Other scholars have also suggested that there is a positive correlation between being a cyberbully and being a cybervictim (Eroglu, Aktepe, Akbaba, Isik, & Ozkorumak, 2015; Sticca, Ruggieri, Alsaker & Perren, 2013), and that most males who have been victims of cyberbullying tend to act aggressively toward others on the Internet (Basturk Akca et al.
But when it comes to it, her husband is perhaps the biggest contemporary cyberbully of them all.
Across all three grades, more cell phone owners admitted they have been a cyberbully themselves.
Films such as Cyberbully (2011), Men, Women and Children (2014), and Unfriended (2014), as well as academic articles (see Aboujaoude et al.

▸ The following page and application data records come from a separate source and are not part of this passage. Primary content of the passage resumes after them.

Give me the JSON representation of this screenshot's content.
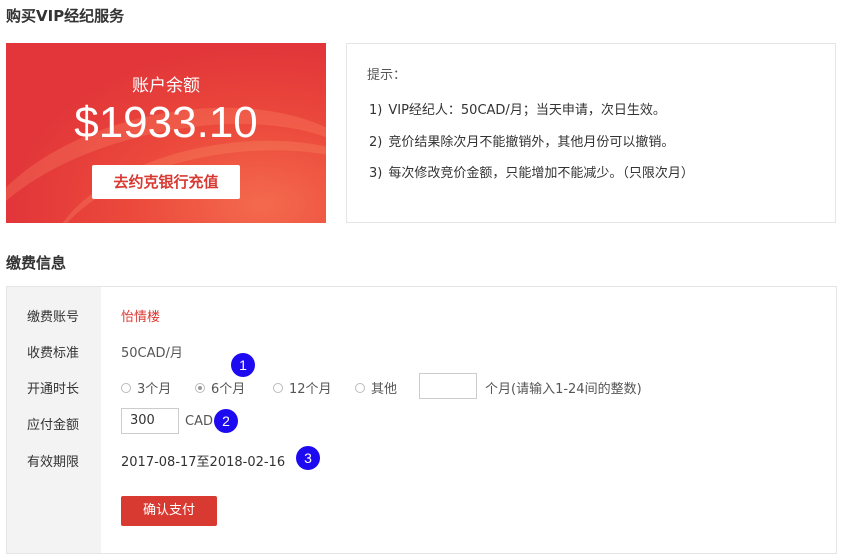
{
  "page": {
    "title": "购买VIP经纪服务",
    "section2_title": "缴费信息"
  },
  "balance": {
    "label": "账户余额",
    "amount": "$1933.10",
    "recharge_button": "去约克银行充值"
  },
  "tips": {
    "title": "提示：",
    "items": [
      {
        "num": "1)",
        "text": "VIP经纪人：50CAD/月；当天申请，次日生效。"
      },
      {
        "num": "2)",
        "text": "竞价结果除次月不能撤销外，其他月份可以撤销。"
      },
      {
        "num": "3)",
        "text": "每次修改竞价金额，只能增加不能减少。（只限次月）"
      }
    ]
  },
  "payment": {
    "rows": {
      "account": {
        "label": "缴费账号",
        "value": "怡情楼"
      },
      "rate": {
        "label": "收费标准",
        "value": "50CAD/月"
      },
      "duration": {
        "label": "开通时长"
      },
      "amount": {
        "label": "应付金额",
        "value": "300",
        "unit": "CAD"
      },
      "validity": {
        "label": "有效期限",
        "value": "2017-08-17至2018-02-16"
      }
    },
    "duration_options": [
      {
        "label": "3个月",
        "checked": false
      },
      {
        "label": "6个月",
        "checked": true
      },
      {
        "label": "12个月",
        "checked": false
      },
      {
        "label": "其他",
        "checked": false
      }
    ],
    "custom_months_value": "",
    "custom_months_hint": "个月(请输入1-24间的整数)",
    "confirm_button": "确认支付"
  },
  "markers": [
    "1",
    "2",
    "3"
  ],
  "colors": {
    "accent": "#d83a32",
    "marker": "#1e0af0"
  }
}
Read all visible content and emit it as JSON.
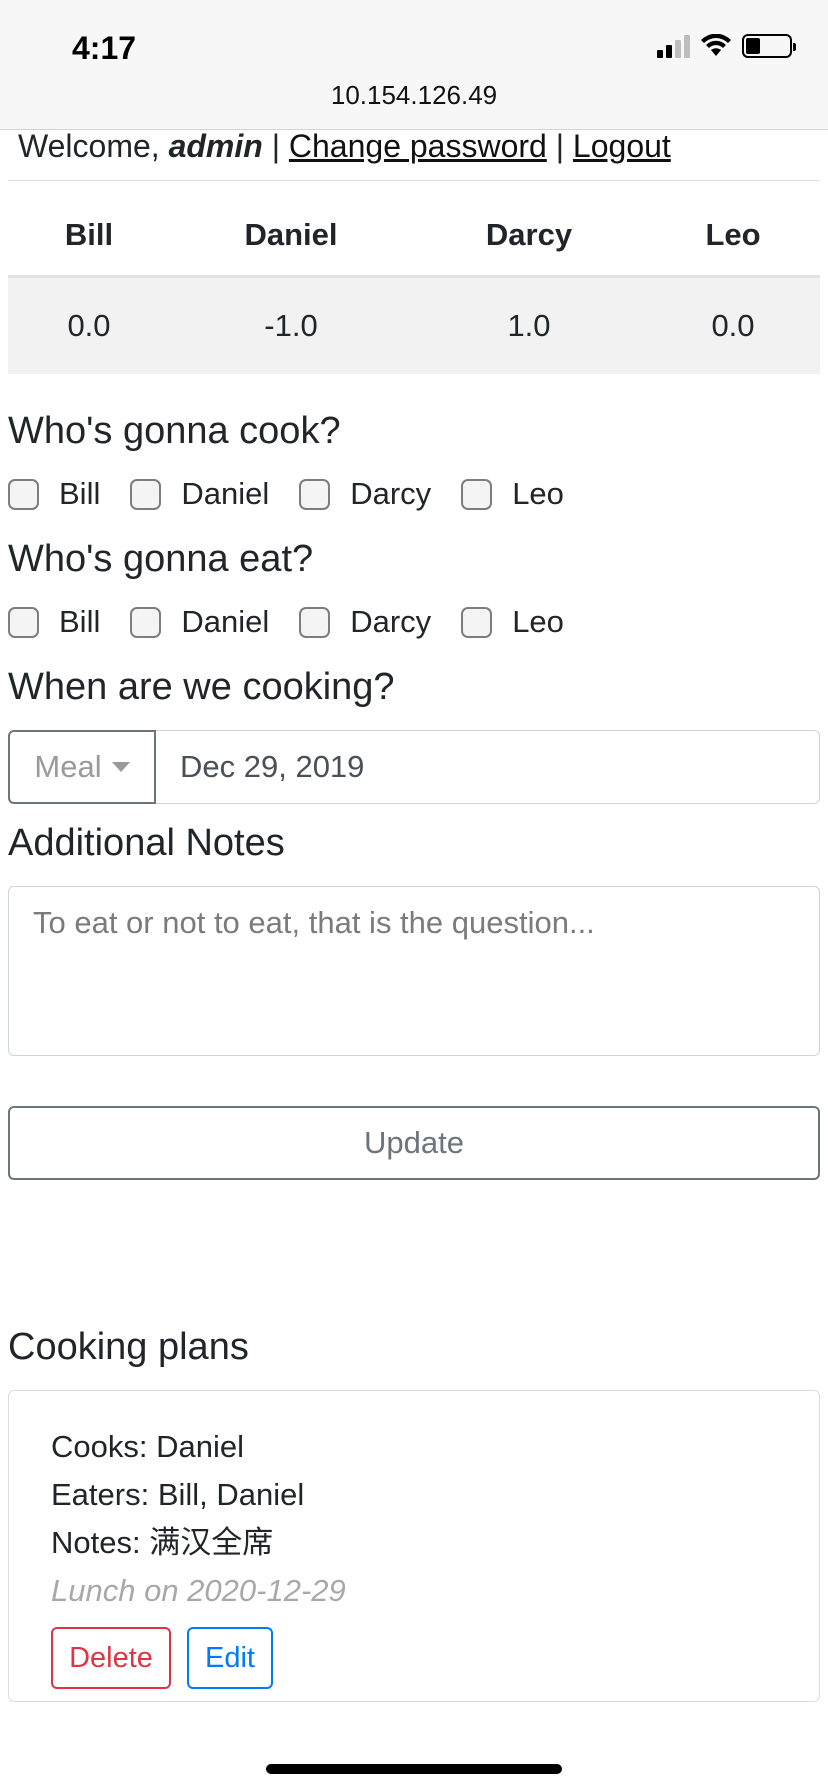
{
  "status_bar": {
    "time": "4:17",
    "signal_bars": 4,
    "signal_bars_filled": 2,
    "battery_level": 0.35
  },
  "browser": {
    "url": "10.154.126.49"
  },
  "header": {
    "welcome_prefix": "Welcome, ",
    "username": "admin",
    "separator": " | ",
    "change_password": "Change password",
    "logout": "Logout"
  },
  "balance": {
    "names": [
      "Bill",
      "Daniel",
      "Darcy",
      "Leo"
    ],
    "values": [
      "0.0",
      "-1.0",
      "1.0",
      "0.0"
    ]
  },
  "cook_section": {
    "title": "Who's gonna cook?",
    "options": [
      "Bill",
      "Daniel",
      "Darcy",
      "Leo"
    ]
  },
  "eat_section": {
    "title": "Who's gonna eat?",
    "options": [
      "Bill",
      "Daniel",
      "Darcy",
      "Leo"
    ]
  },
  "when_section": {
    "title": "When are we cooking?",
    "meal_label": "Meal",
    "date_value": "Dec 29, 2019"
  },
  "notes_section": {
    "title": "Additional Notes",
    "placeholder": "To eat or not to eat, that is the question..."
  },
  "update_button": "Update",
  "plans": {
    "title": "Cooking plans",
    "items": [
      {
        "cooks": "Cooks: Daniel",
        "eaters": "Eaters: Bill, Daniel",
        "notes": "Notes: 满汉全席",
        "when": "Lunch on 2020-12-29",
        "delete_label": "Delete",
        "edit_label": "Edit"
      }
    ]
  }
}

Prevalence, Psychological Impact, and Coping of Cyberbully Victims Among College Students.
I write in response to the article"When The Cyberbully Is You' published on May 12.
All students in this group reported they had used social networks to cyberbully others (n = 19, 100.
A cyberbully can use electronic devices to send insulting and/or threatening e-mails or instant messages, create defamatory websites, post harassing messages to online social networking sites, send taunting or harassing text messages, and take pictures and videos without a person's consent and post these online to be rated and discussed (Hinduja & Patchin, 2010).
Finally, in another Nova Scotia case a young female cyberbully was required to give her password to her probation officer so her social network activities could be monitored.
Their research found that cyberbully victims were 2.